*REQUIRED ACTION*
Repeat all entries word for word; skip images.

[App and web page records]

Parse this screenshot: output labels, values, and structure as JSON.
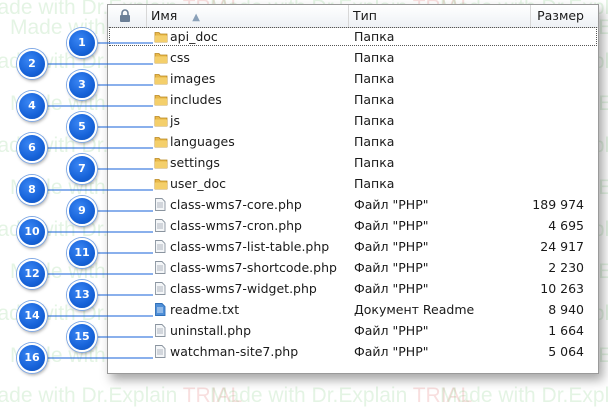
{
  "colors": {
    "accent": "#1662d8",
    "folder": "#e8b84a",
    "selection_outline": "#555555"
  },
  "header": {
    "name_label": "Имя",
    "type_label": "Тип",
    "size_label": "Размер",
    "sort_icon": "sort-ascending-icon",
    "lock_icon": "lock-icon"
  },
  "files": [
    {
      "callout": "1",
      "icon": "folder-icon",
      "name": "api_doc",
      "type": "Папка",
      "size": ""
    },
    {
      "callout": "2",
      "icon": "folder-icon",
      "name": "css",
      "type": "Папка",
      "size": ""
    },
    {
      "callout": "3",
      "icon": "folder-icon",
      "name": "images",
      "type": "Папка",
      "size": ""
    },
    {
      "callout": "4",
      "icon": "folder-icon",
      "name": "includes",
      "type": "Папка",
      "size": ""
    },
    {
      "callout": "5",
      "icon": "folder-icon",
      "name": "js",
      "type": "Папка",
      "size": ""
    },
    {
      "callout": "6",
      "icon": "folder-icon",
      "name": "languages",
      "type": "Папка",
      "size": ""
    },
    {
      "callout": "7",
      "icon": "folder-icon",
      "name": "settings",
      "type": "Папка",
      "size": ""
    },
    {
      "callout": "8",
      "icon": "folder-icon",
      "name": "user_doc",
      "type": "Папка",
      "size": ""
    },
    {
      "callout": "9",
      "icon": "php-file-icon",
      "name": "class-wms7-core.php",
      "type": "Файл \"PHP\"",
      "size": "189 974"
    },
    {
      "callout": "10",
      "icon": "php-file-icon",
      "name": "class-wms7-cron.php",
      "type": "Файл \"PHP\"",
      "size": "4 695"
    },
    {
      "callout": "11",
      "icon": "php-file-icon",
      "name": "class-wms7-list-table.php",
      "type": "Файл \"PHP\"",
      "size": "24 917"
    },
    {
      "callout": "12",
      "icon": "php-file-icon",
      "name": "class-wms7-shortcode.php",
      "type": "Файл \"PHP\"",
      "size": "2 230"
    },
    {
      "callout": "13",
      "icon": "php-file-icon",
      "name": "class-wms7-widget.php",
      "type": "Файл \"PHP\"",
      "size": "10 263"
    },
    {
      "callout": "14",
      "icon": "text-file-icon",
      "name": "readme.txt",
      "type": "Документ Readme",
      "size": "8 940"
    },
    {
      "callout": "15",
      "icon": "php-file-icon",
      "name": "uninstall.php",
      "type": "Файл \"PHP\"",
      "size": "1 664"
    },
    {
      "callout": "16",
      "icon": "php-file-icon",
      "name": "watchman-site7.php",
      "type": "Файл \"PHP\"",
      "size": "5 064"
    }
  ],
  "watermark": {
    "prefix": "Made with Dr.Explain ",
    "suffix": "TRIAL"
  }
}
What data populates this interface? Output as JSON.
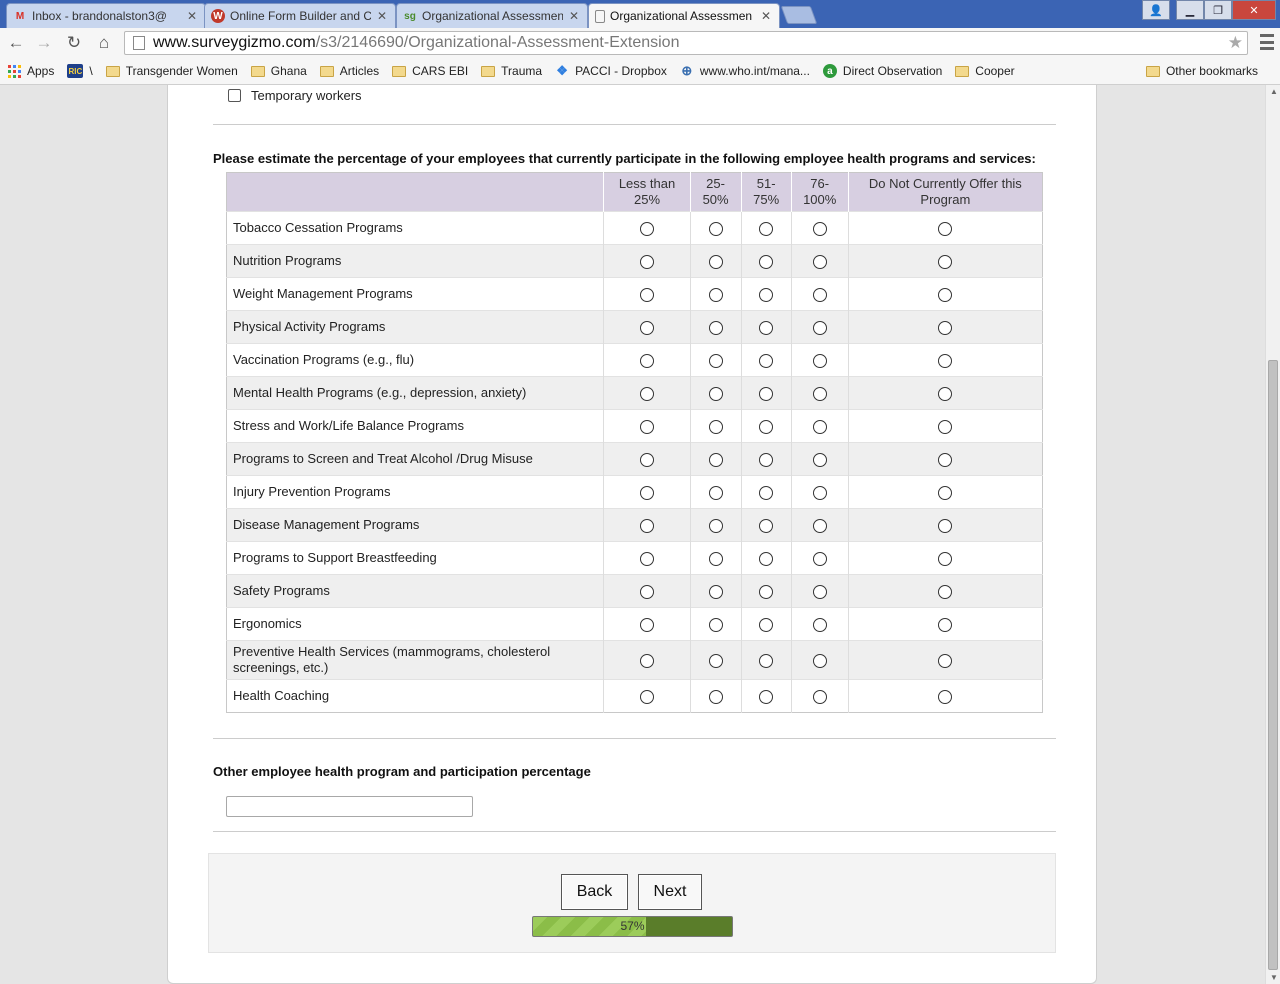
{
  "browser": {
    "tabs": [
      {
        "title": "Inbox - brandonalston3@",
        "icon": "gmail-icon",
        "active": false
      },
      {
        "title": "Online Form Builder and C",
        "icon": "wufoo-icon",
        "active": false
      },
      {
        "title": "Organizational Assessmen",
        "icon": "surveygizmo-icon",
        "active": false
      },
      {
        "title": "Organizational Assessmen",
        "icon": "page-icon",
        "active": true
      }
    ],
    "url_host": "www.surveygizmo.com",
    "url_path": "/s3/2146690/Organizational-Assessment-Extension",
    "bookmarks": [
      {
        "label": "Apps",
        "icon": "apps-grid-icon"
      },
      {
        "label": "\\",
        "icon": "ric-icon"
      },
      {
        "label": "Transgender Women",
        "icon": "folder-icon"
      },
      {
        "label": "Ghana",
        "icon": "folder-icon"
      },
      {
        "label": "Articles",
        "icon": "folder-icon"
      },
      {
        "label": "CARS EBI",
        "icon": "folder-icon"
      },
      {
        "label": "Trauma",
        "icon": "folder-icon"
      },
      {
        "label": "PACCI - Dropbox",
        "icon": "dropbox-icon"
      },
      {
        "label": "www.who.int/mana...",
        "icon": "who-icon"
      },
      {
        "label": "Direct Observation",
        "icon": "green-a-icon"
      },
      {
        "label": "Cooper",
        "icon": "folder-icon"
      }
    ],
    "other_bookmarks": "Other bookmarks"
  },
  "survey": {
    "prev_option": "Temporary workers",
    "question": "Please estimate the percentage of your employees that currently participate in the following employee health programs and services:",
    "columns": [
      "Less than 25%",
      "25-50%",
      "51-75%",
      "76-100%",
      "Do Not Currently Offer this Program"
    ],
    "column_display": [
      [
        "Less than",
        "25%"
      ],
      [
        "25-",
        "50%"
      ],
      [
        "51-",
        "75%"
      ],
      [
        "76-",
        "100%"
      ],
      [
        "Do Not Currently Offer this",
        "Program"
      ]
    ],
    "rows": [
      "Tobacco Cessation Programs",
      "Nutrition Programs",
      "Weight Management Programs",
      "Physical Activity Programs",
      "Vaccination Programs (e.g., flu)",
      "Mental Health Programs (e.g., depression, anxiety)",
      "Stress and Work/Life Balance Programs",
      "Programs to Screen and Treat Alcohol /Drug Misuse",
      "Injury Prevention Programs",
      "Disease Management Programs",
      "Programs to Support Breastfeeding",
      "Safety Programs",
      "Ergonomics",
      "Preventive Health Services (mammograms, cholesterol screenings, etc.)",
      "Health Coaching"
    ],
    "other_question": "Other employee health program and participation percentage",
    "other_value": "",
    "back_label": "Back",
    "next_label": "Next",
    "progress_percent": 57,
    "progress_label": "57%"
  },
  "colors": {
    "header_bg": "#d7cfe1",
    "progress_fill": "#9ccc5a",
    "progress_track": "#5a7d2a"
  }
}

*EXERCISE SOLUTION*
Parse this screenshot: output labels, values, and structure as JSON.
{
  "colors": {
    "accent": "#1662d8",
    "folder": "#e8b84a",
    "selection_outline": "#555555"
  },
  "header": {
    "name_label": "Имя",
    "type_label": "Тип",
    "size_label": "Размер",
    "sort_icon": "sort-ascending-icon",
    "lock_icon": "lock-icon"
  },
  "files": [
    {
      "callout": "1",
      "icon": "folder-icon",
      "name": "api_doc",
      "type": "Папка",
      "size": ""
    },
    {
      "callout": "2",
      "icon": "folder-icon",
      "name": "css",
      "type": "Папка",
      "size": ""
    },
    {
      "callout": "3",
      "icon": "folder-icon",
      "name": "images",
      "type": "Папка",
      "size": ""
    },
    {
      "callout": "4",
      "icon": "folder-icon",
      "name": "includes",
      "type": "Папка",
      "size": ""
    },
    {
      "callout": "5",
      "icon": "folder-icon",
      "name": "js",
      "type": "Папка",
      "size": ""
    },
    {
      "callout": "6",
      "icon": "folder-icon",
      "name": "languages",
      "type": "Папка",
      "size": ""
    },
    {
      "callout": "7",
      "icon": "folder-icon",
      "name": "settings",
      "type": "Папка",
      "size": ""
    },
    {
      "callout": "8",
      "icon": "folder-icon",
      "name": "user_doc",
      "type": "Папка",
      "size": ""
    },
    {
      "callout": "9",
      "icon": "php-file-icon",
      "name": "class-wms7-core.php",
      "type": "Файл \"PHP\"",
      "size": "189 974"
    },
    {
      "callout": "10",
      "icon": "php-file-icon",
      "name": "class-wms7-cron.php",
      "type": "Файл \"PHP\"",
      "size": "4 695"
    },
    {
      "callout": "11",
      "icon": "php-file-icon",
      "name": "class-wms7-list-table.php",
      "type": "Файл \"PHP\"",
      "size": "24 917"
    },
    {
      "callout": "12",
      "icon": "php-file-icon",
      "name": "class-wms7-shortcode.php",
      "type": "Файл \"PHP\"",
      "size": "2 230"
    },
    {
      "callout": "13",
      "icon": "php-file-icon",
      "name": "class-wms7-widget.php",
      "type": "Файл \"PHP\"",
      "size": "10 263"
    },
    {
      "callout": "14",
      "icon": "text-file-icon",
      "name": "readme.txt",
      "type": "Документ Readme",
      "size": "8 940"
    },
    {
      "callout": "15",
      "icon": "php-file-icon",
      "name": "uninstall.php",
      "type": "Файл \"PHP\"",
      "size": "1 664"
    },
    {
      "callout": "16",
      "icon": "php-file-icon",
      "name": "watchman-site7.php",
      "type": "Файл \"PHP\"",
      "size": "5 064"
    }
  ],
  "watermark": {
    "prefix": "Made with Dr.Explain ",
    "suffix": "TRIAL"
  }
}
What data populates this interface? Output as JSON.
{
  "browser": {
    "tabs": [
      {
        "title": "Inbox - brandonalston3@",
        "icon": "gmail-icon",
        "active": false
      },
      {
        "title": "Online Form Builder and C",
        "icon": "wufoo-icon",
        "active": false
      },
      {
        "title": "Organizational Assessmen",
        "icon": "surveygizmo-icon",
        "active": false
      },
      {
        "title": "Organizational Assessmen",
        "icon": "page-icon",
        "active": true
      }
    ],
    "url_host": "www.surveygizmo.com",
    "url_path": "/s3/2146690/Organizational-Assessment-Extension",
    "bookmarks": [
      {
        "label": "Apps",
        "icon": "apps-grid-icon"
      },
      {
        "label": "\\",
        "icon": "ric-icon"
      },
      {
        "label": "Transgender Women",
        "icon": "folder-icon"
      },
      {
        "label": "Ghana",
        "icon": "folder-icon"
      },
      {
        "label": "Articles",
        "icon": "folder-icon"
      },
      {
        "label": "CARS EBI",
        "icon": "folder-icon"
      },
      {
        "label": "Trauma",
        "icon": "folder-icon"
      },
      {
        "label": "PACCI - Dropbox",
        "icon": "dropbox-icon"
      },
      {
        "label": "www.who.int/mana...",
        "icon": "who-icon"
      },
      {
        "label": "Direct Observation",
        "icon": "green-a-icon"
      },
      {
        "label": "Cooper",
        "icon": "folder-icon"
      }
    ],
    "other_bookmarks": "Other bookmarks"
  },
  "survey": {
    "prev_option": "Temporary workers",
    "question": "Please estimate the percentage of your employees that currently participate in the following employee health programs and services:",
    "columns": [
      "Less than 25%",
      "25-50%",
      "51-75%",
      "76-100%",
      "Do Not Currently Offer this Program"
    ],
    "column_display": [
      [
        "Less than",
        "25%"
      ],
      [
        "25-",
        "50%"
      ],
      [
        "51-",
        "75%"
      ],
      [
        "76-",
        "100%"
      ],
      [
        "Do Not Currently Offer this",
        "Program"
      ]
    ],
    "rows": [
      "Tobacco Cessation Programs",
      "Nutrition Programs",
      "Weight Management Programs",
      "Physical Activity Programs",
      "Vaccination Programs (e.g., flu)",
      "Mental Health Programs (e.g., depression, anxiety)",
      "Stress and Work/Life Balance Programs",
      "Programs to Screen and Treat Alcohol /Drug Misuse",
      "Injury Prevention Programs",
      "Disease Management Programs",
      "Programs to Support Breastfeeding",
      "Safety Programs",
      "Ergonomics",
      "Preventive Health Services (mammograms, cholesterol screenings, etc.)",
      "Health Coaching"
    ],
    "other_question": "Other employee health program and participation percentage",
    "other_value": "",
    "back_label": "Back",
    "next_label": "Next",
    "progress_percent": 57,
    "progress_label": "57%"
  },
  "colors": {
    "header_bg": "#d7cfe1",
    "progress_fill": "#9ccc5a",
    "progress_track": "#5a7d2a"
  }
}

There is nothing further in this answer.